We are spending the weekend at Saranac Lake with friends.
Years ago, when Ed and I first came to Saranac Lake together, we stayed here, at the Hotel Saranac. The rooms were plain and practical, and one could get a very nice dinner in the dining room.
After Paul Smith's College sold it, it fell on some very hard times and we all feared it might be lost.
Last year a new owner took over and is investing in major restoration and renovation, to the delight of town residents and visitors alike. We very much look forward to seeing the results, and to staying and having a meal there once again.
Now it's the Dew Drop Inn that is in danger of being lost. It is for sale, and it needs lots of stabilization before it even passes code. The sign is classic.
fyi: Paul Smiths, the village, has no apostrophe; Paul Smith's, the college at Paul Smiths, has an apostrophe.
Pavone's Pizza recently removed their old sign to reveal this classic! I remember Conde Toy Shop, though I think we were outclassed and only looked. We rarely made the trip to Syracuse in the 1950s as it was considered a long way from Oneida.
Some Googling revealed the following two items:
from 1921 from Dealers Report on Trade Conditions: Syracuse, N.Y. - Our toys are about 20 per cent more, and stocks are larger. We sell nothing but toys and carry a complete stock the year round. Wheel toys are selling best. There is a call for cheaper merchandise. High priced items do not sell as well as last year. Think sales will total as high as 1920. Very little of our buying is done. We are buying a few imported dolls and musical toys, and they constitute about 10 per cent of our stock. Prices on some lines are still too high. Some have not been reduced at all.-Conde Toy Shops
from 1936: The Conde Toy Shop, Syracuse N. Y., buys white sea sand from New Jersey in carload lots, has it put up in large, stout paper sacks, with the shop's name printed thereon. These sacks each hold about 140 lbs. of white sand, and are retailed for $2.00, delivered at the purchaser's home. During the summer the Conde Shop advertises this sand in the newspapers and sells large quantities of it. Every purchase of sand means the sale of a goodly number of sand toys, among the most profitable of which are the sand boxes, which Mr. Conde has made locally. These boxes run from six to fifteen feet square and are a few inches high. In the centre is fastened a big sun unbrella.
Archimedes Russell's name comes up at least as often as Ward Wellington Ward's name does in a survey of historic buildings here in the city of Syracuse. Ward and Gustauv Stickley are probably more famous and admired. Still Russell and his contemporaries created a legacy of monumental buildings that has endured.
Russell was born in 1840 in Massachusetts and began his career apprenticing to John Stevens in Boston. Schools of architecture were few and expensive. For Russell apprenticing was the only path to learning the art and craft of designing buildings.
By 1862 Russell had moved to Syracuse, home to his wife's family, and began working as an apprentice for Horatio Nelson White, already a well known architect here. Contemporaneous with them was Joseph Lyman Silsbee.

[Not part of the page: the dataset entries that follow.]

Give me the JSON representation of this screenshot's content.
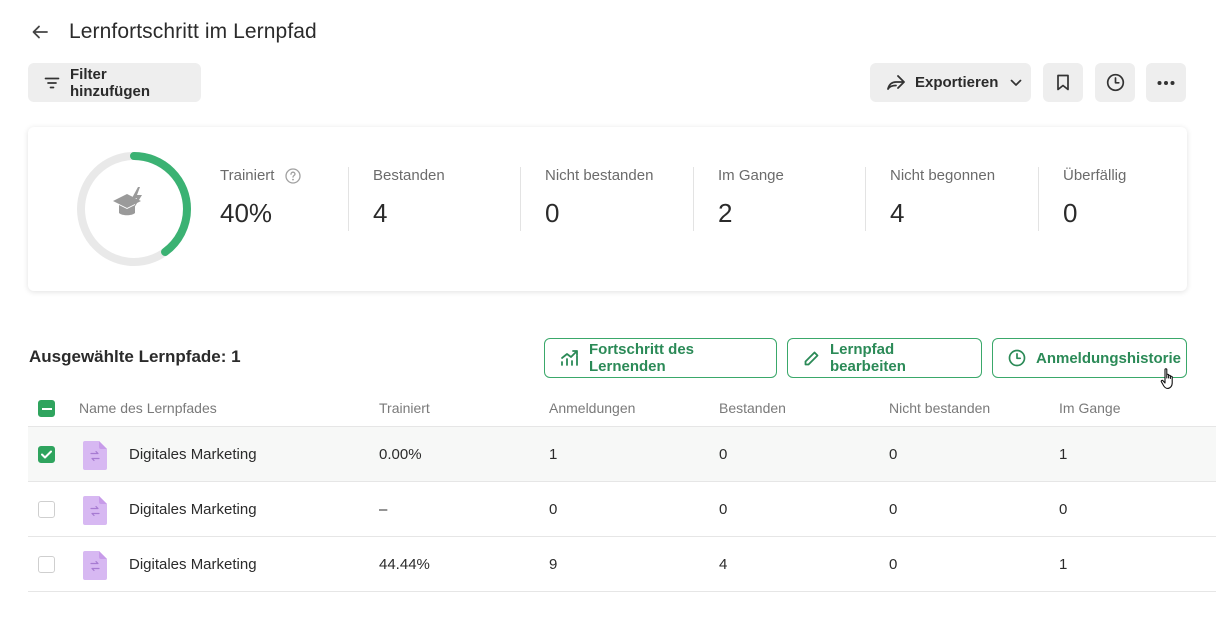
{
  "header": {
    "title": "Lernfortschritt im Lernpfad"
  },
  "toolbar": {
    "filter_label": "Filter hinzufügen",
    "export_label": "Exportieren"
  },
  "stats": {
    "ring_progress": 0.4,
    "ring_color": "#3bb273",
    "items": [
      {
        "label": "Trainiert",
        "value": "40%"
      },
      {
        "label": "Bestanden",
        "value": "4"
      },
      {
        "label": "Nicht bestanden",
        "value": "0"
      },
      {
        "label": "Im Gange",
        "value": "2"
      },
      {
        "label": "Nicht begonnen",
        "value": "4"
      },
      {
        "label": "Überfällig",
        "value": "0"
      }
    ]
  },
  "section": {
    "title": "Ausgewählte Lernpfade: 1",
    "progress_button": "Fortschritt des Lernenden",
    "edit_button": "Lernpfad bearbeiten",
    "history_button": "Anmeldungshistorie"
  },
  "table": {
    "columns": [
      "Name des Lernpfades",
      "Trainiert",
      "Anmeldungen",
      "Bestanden",
      "Nicht bestanden",
      "Im Gange"
    ],
    "rows": [
      {
        "checked": true,
        "name": "Digitales Marketing",
        "trainiert": "0.00%",
        "anmeldungen": "1",
        "bestanden": "0",
        "nicht_bestanden": "0",
        "im_gange": "1"
      },
      {
        "checked": false,
        "name": "Digitales Marketing",
        "trainiert": "–",
        "anmeldungen": "0",
        "bestanden": "0",
        "nicht_bestanden": "0",
        "im_gange": "0"
      },
      {
        "checked": false,
        "name": "Digitales Marketing",
        "trainiert": "44.44%",
        "anmeldungen": "9",
        "bestanden": "4",
        "nicht_bestanden": "0",
        "im_gange": "1"
      }
    ]
  },
  "colors": {
    "accent": "#2fa45e",
    "file_icon": "#d7b8f2"
  }
}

He left White’s office in 1868 to set up his own practice. During that time, post-Civil War Syracuse's population grew and businesses prospered. Russell and his contemporaries were busy. Russell drew up 800 commissions (not all of which were built), and taught architecture at Syracuse University at a time when most architecture was still being taught on the job.
Russell employed Asa L. Merrick from 1870 to 1877, and Charles E. Colton worked for him from 1875 to 1878. They too built their own firms after working for Russell.
Russell hired Melvin L. King in 1889 and made him a partner in 1906 as Russell began to retire. That trajectory leads directly to King + King, a highly respected architectural firm in Syracuse today.
As I look for Russell’s extant buildings, of which there are still many, I’m enjoying the wide range of styles he explored during his career, in an age of architectural diversity.
Here and in past and future posts is a sampler of the built legacy of Archimedes Russell and his cohorts.